All records must be quoted exactly. Omit the pictures.
··········
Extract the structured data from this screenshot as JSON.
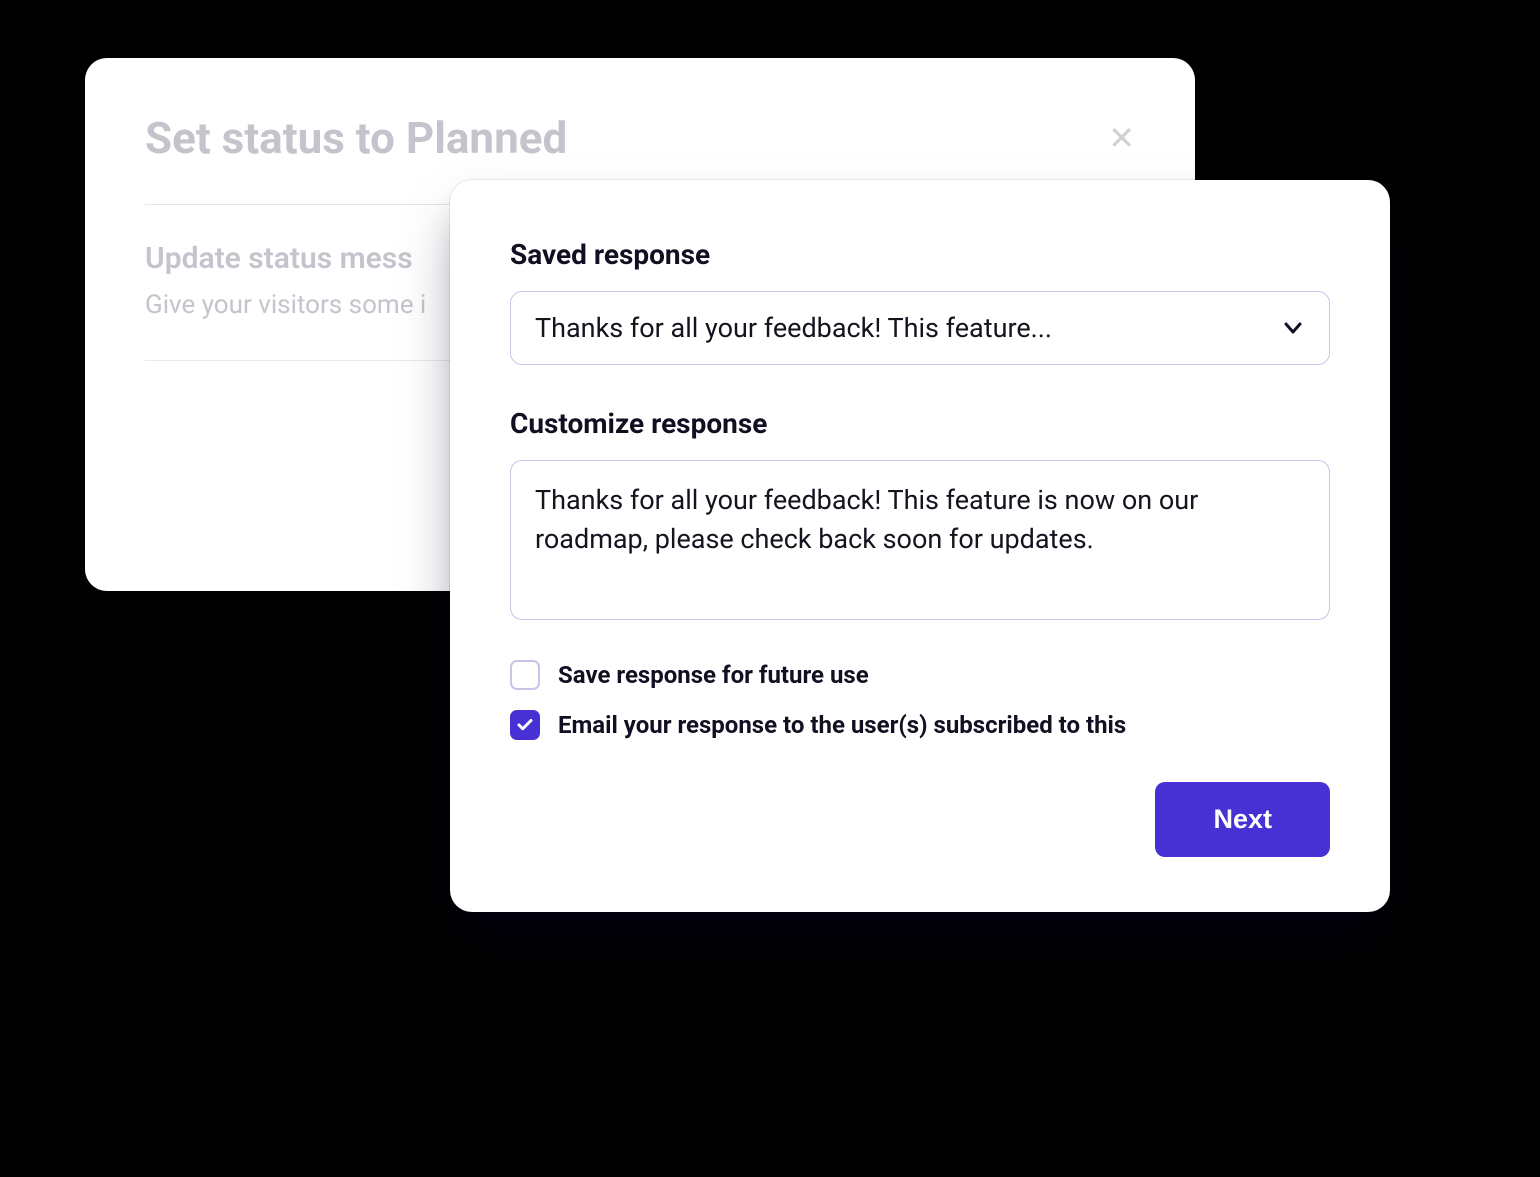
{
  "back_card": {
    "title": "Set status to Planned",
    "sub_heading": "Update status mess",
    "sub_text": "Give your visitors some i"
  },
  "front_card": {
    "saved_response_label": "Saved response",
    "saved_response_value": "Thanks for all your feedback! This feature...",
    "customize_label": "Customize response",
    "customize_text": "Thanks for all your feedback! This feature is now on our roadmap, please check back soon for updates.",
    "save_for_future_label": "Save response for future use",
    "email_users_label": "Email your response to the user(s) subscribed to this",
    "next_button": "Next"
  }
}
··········
* Solution for this problem *
Extract the structured data from this screenshot as JSON.
{
  "back_card": {
    "title": "Set status to Planned",
    "sub_heading": "Update status mess",
    "sub_text": "Give your visitors some i"
  },
  "front_card": {
    "saved_response_label": "Saved response",
    "saved_response_value": "Thanks for all your feedback! This feature...",
    "customize_label": "Customize response",
    "customize_text": "Thanks for all your feedback! This feature is now on our roadmap, please check back soon for updates.",
    "save_for_future_label": "Save response for future use",
    "email_users_label": "Email your response to the user(s) subscribed to this",
    "next_button": "Next"
  }
}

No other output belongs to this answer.